In a survey conducted by OnePoll, three times as many people said they would support giving the jab to boys than were opposed to it. The poll also showed the public's lack of knowledge when it comes to the virus, with more than one in five men (21 per cent) under the impression HPV can be transmitted like a common cold.
Experts have forecast that the human papillomavirus (HPV), often transmitted via oral sex, will overtake tobacco use as the main risk factor for mouth cancer within the next decade. Despite the high profile case involving Michael Douglas, mouth cancer campaigners the British Dental Health Foundation remain concerned at the lack of awareness about the virus.
Mouth Cancer Action Month, run by the British Dental Health Foundation, launches on 1 November and aims to tackle the public's lack of understanding about the disease, the risk factors and the signs and symptoms. Drinking alcohol to excess and poor diet as well as tobacco use and HPV increase the risk of developing mouth cancer.
Professor Margaret Stanley OBE from the Department of Pathology University of Cambridge, keynote speaker at this year's Mouth Cancer Action Month Parliamentary Reception tomorrow (Tuesday 22 October), claims the number of HPV-related cancers in men are growing at an alarming rate.
Professor Stanley said: "the burden of HPV associated cancers is now almost the same in men as in women. Men face a significant and rising risk of HPV-associated disease, and without vaccination men remain at risk.
"It is not fair, ethical or socially responsible to have a public health policy that leaves half of the population vulnerable to infection.
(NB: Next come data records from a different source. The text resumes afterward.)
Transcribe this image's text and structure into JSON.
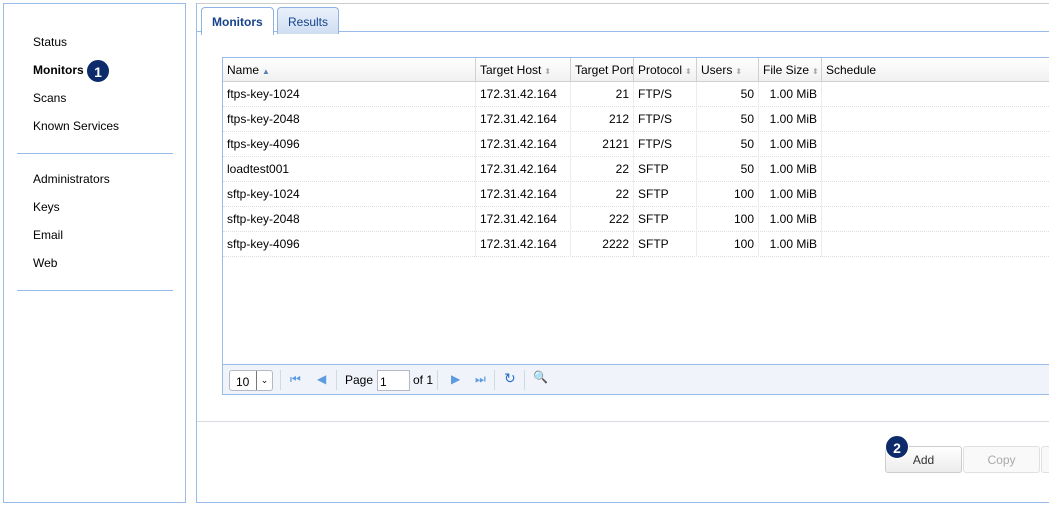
{
  "sidebar": {
    "group1": [
      "Status",
      "Monitors",
      "Scans",
      "Known Services"
    ],
    "group2": [
      "Administrators",
      "Keys",
      "Email",
      "Web"
    ],
    "active": "Monitors"
  },
  "callouts": [
    "1",
    "2"
  ],
  "tabs": [
    "Monitors",
    "Results"
  ],
  "grid": {
    "columns": [
      "Name",
      "Target Host",
      "Target Port",
      "Protocol",
      "Users",
      "File Size",
      "Schedule"
    ],
    "sorted_column": "Name",
    "sort_direction": "ascending",
    "rows": [
      [
        "ftps-key-1024",
        "172.31.42.164",
        "21",
        "FTP/S",
        "50",
        "1.00 MiB",
        ""
      ],
      [
        "ftps-key-2048",
        "172.31.42.164",
        "212",
        "FTP/S",
        "50",
        "1.00 MiB",
        ""
      ],
      [
        "ftps-key-4096",
        "172.31.42.164",
        "2121",
        "FTP/S",
        "50",
        "1.00 MiB",
        ""
      ],
      [
        "loadtest001",
        "172.31.42.164",
        "22",
        "SFTP",
        "50",
        "1.00 MiB",
        ""
      ],
      [
        "sftp-key-1024",
        "172.31.42.164",
        "22",
        "SFTP",
        "100",
        "1.00 MiB",
        ""
      ],
      [
        "sftp-key-2048",
        "172.31.42.164",
        "222",
        "SFTP",
        "100",
        "1.00 MiB",
        ""
      ],
      [
        "sftp-key-4096",
        "172.31.42.164",
        "2222",
        "SFTP",
        "100",
        "1.00 MiB",
        ""
      ]
    ]
  },
  "pager": {
    "page_size": "10",
    "page_label": "Page",
    "page": "1",
    "of_label": "of 1"
  },
  "buttons": {
    "add": "Add",
    "copy": "Copy"
  }
}
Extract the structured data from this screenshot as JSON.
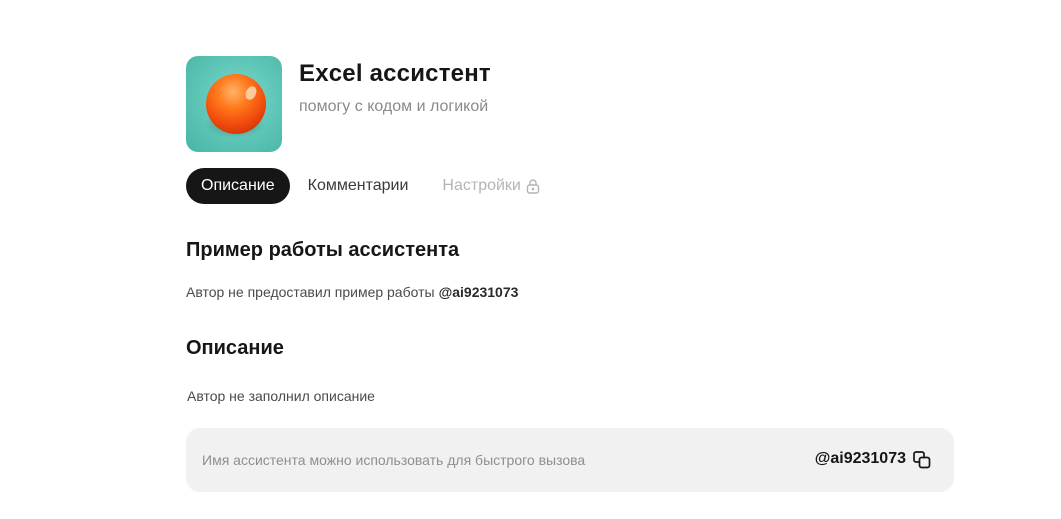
{
  "assistant": {
    "name": "Excel ассистент",
    "tagline": "помогу с кодом и логикой"
  },
  "tabs": [
    {
      "label": "Описание",
      "state": "active"
    },
    {
      "label": "Комментарии",
      "state": "normal"
    },
    {
      "label": "Настройки",
      "state": "locked"
    }
  ],
  "example_section": {
    "heading": "Пример работы ассистента",
    "text": "Автор не предоставил пример работы",
    "handle": "@ai9231073"
  },
  "description_section": {
    "heading": "Описание",
    "text": "Автор не заполнил описание"
  },
  "alias": {
    "hint": "Имя ассистента можно использовать для быстрого вызова",
    "handle": "@ai9231073",
    "copy_icon": "copy-icon"
  },
  "colors": {
    "active_tab_bg": "#161616",
    "alias_box_bg": "#f1f1f1",
    "avatar_bg": "#5cc5b6",
    "avatar_ball": "#ff7a1c"
  }
}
This is why men should get the HPV vaccine immediately."
Chief Executive of the British Dental Health Foundation, Dr Nigel Carter OBE, supported Professor Stanley's call for giving boys the jab.
Dr Carter said: "The HPV vaccination of young men has already started in Australia and the British Dental Health Foundation is calling for the same to happen in the UK. A wealth of evidence and opinion in the USA suggests a population-wide HPV vaccination programme is now the best solution – for general public health and financial reasons. It is a debate that needs to be opened again here in the UK, as part of the on-going debate about the health and well-being of young people.
"In the UK around one in five cases of oral cancer are predicted to be as a result of HPV, yet our awareness and understanding of the virus is alarmingly low. Cases of mouth cancer have doubled in the last 30 years, coinciding with the rise of HPV, and strengthen the argument that there is not enough awareness of the risks we take when we have unprotected sex.
"The best thing anyone can do is regularly perform self-checks. Ulcers that do not heal within three weeks, red and white patches and lumps or swellings in the mouth are potential signs of the disease. Early detection could save your life, so if you are in any doubt, get checked out."